EXERCISE AIM ▸ Please return every line of the records below that holds the word "Chair".

[Items listed in a dataset]
+--

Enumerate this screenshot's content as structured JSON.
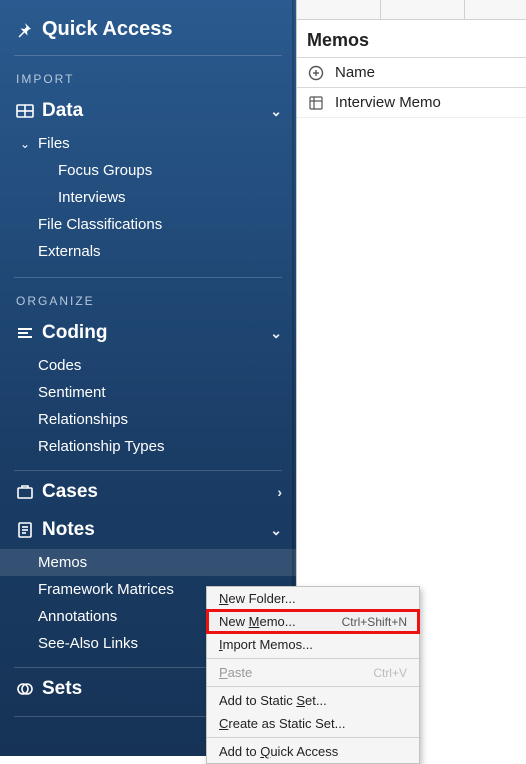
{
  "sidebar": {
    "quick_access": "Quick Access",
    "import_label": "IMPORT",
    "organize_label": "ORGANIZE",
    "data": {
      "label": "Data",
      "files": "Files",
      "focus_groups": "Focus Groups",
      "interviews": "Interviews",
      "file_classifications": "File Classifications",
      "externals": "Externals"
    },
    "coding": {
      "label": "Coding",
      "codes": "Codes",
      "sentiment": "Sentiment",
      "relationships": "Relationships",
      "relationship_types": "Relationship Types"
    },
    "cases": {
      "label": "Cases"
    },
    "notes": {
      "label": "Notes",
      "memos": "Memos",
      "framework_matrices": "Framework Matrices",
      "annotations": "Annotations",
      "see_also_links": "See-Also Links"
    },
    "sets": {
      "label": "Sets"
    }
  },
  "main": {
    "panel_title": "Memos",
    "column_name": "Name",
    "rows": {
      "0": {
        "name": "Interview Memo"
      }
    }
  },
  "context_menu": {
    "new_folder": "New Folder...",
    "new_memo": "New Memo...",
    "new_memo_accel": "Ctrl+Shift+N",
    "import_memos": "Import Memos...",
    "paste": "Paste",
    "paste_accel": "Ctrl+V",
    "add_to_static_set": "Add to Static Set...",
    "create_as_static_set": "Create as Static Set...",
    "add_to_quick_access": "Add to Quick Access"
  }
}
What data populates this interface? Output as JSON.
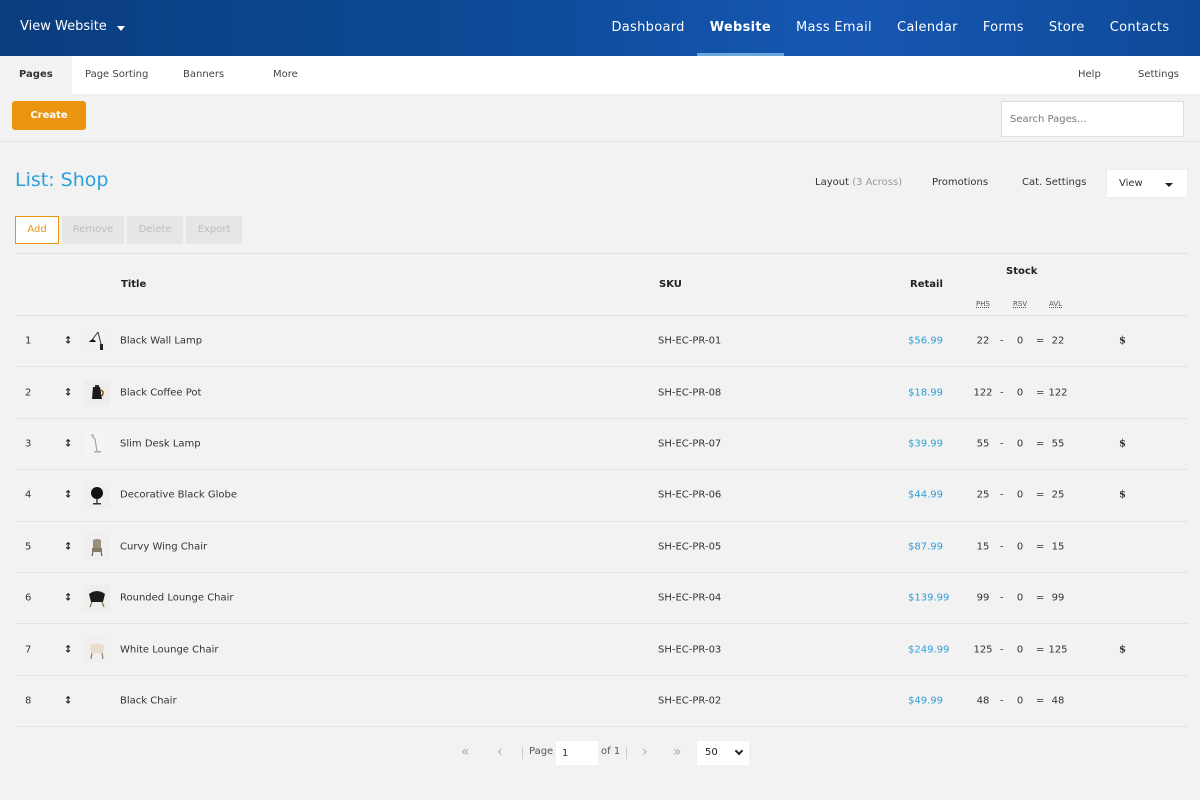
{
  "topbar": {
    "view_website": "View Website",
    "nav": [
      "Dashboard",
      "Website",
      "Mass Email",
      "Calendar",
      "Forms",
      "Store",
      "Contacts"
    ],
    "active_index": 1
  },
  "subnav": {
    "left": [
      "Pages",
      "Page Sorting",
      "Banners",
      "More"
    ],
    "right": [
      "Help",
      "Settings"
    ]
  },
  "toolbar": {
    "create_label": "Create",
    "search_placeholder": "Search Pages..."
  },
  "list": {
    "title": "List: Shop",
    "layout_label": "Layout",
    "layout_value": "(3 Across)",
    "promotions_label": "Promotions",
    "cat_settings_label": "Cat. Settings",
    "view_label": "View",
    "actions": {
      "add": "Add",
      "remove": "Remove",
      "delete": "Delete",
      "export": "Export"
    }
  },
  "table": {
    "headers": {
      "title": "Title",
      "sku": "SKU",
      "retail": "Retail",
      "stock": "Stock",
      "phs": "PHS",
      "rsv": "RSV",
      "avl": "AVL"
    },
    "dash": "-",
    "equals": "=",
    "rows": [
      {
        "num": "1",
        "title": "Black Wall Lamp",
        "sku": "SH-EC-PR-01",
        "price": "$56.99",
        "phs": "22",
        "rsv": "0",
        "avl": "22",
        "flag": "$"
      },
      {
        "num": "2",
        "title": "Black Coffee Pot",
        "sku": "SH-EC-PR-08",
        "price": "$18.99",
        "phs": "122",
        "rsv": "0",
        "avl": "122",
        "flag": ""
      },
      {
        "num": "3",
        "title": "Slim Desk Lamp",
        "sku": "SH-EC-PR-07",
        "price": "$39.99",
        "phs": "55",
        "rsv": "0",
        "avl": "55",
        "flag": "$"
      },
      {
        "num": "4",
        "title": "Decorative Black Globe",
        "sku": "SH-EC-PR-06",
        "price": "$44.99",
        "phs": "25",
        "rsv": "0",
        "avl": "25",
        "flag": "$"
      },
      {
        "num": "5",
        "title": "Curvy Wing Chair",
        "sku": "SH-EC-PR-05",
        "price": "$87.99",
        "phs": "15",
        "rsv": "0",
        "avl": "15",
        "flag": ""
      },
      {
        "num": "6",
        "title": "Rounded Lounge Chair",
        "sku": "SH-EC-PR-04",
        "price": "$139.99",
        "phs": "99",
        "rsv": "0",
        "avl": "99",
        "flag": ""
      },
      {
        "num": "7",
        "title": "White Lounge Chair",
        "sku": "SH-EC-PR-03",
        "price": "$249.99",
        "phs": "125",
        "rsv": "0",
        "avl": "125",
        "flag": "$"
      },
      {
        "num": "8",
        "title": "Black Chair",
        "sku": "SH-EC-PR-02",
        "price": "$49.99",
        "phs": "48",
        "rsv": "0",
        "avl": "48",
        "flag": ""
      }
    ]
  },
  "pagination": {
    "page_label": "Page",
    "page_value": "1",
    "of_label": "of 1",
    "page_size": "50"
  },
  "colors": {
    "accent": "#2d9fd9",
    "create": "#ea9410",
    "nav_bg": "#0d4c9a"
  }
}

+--

PROBLEM SOLUTION ▸
        "title": "Curvy Wing Chair",
        "title": "Rounded Lounge Chair",
        "title": "White Lounge Chair",
        "title": "Black Chair",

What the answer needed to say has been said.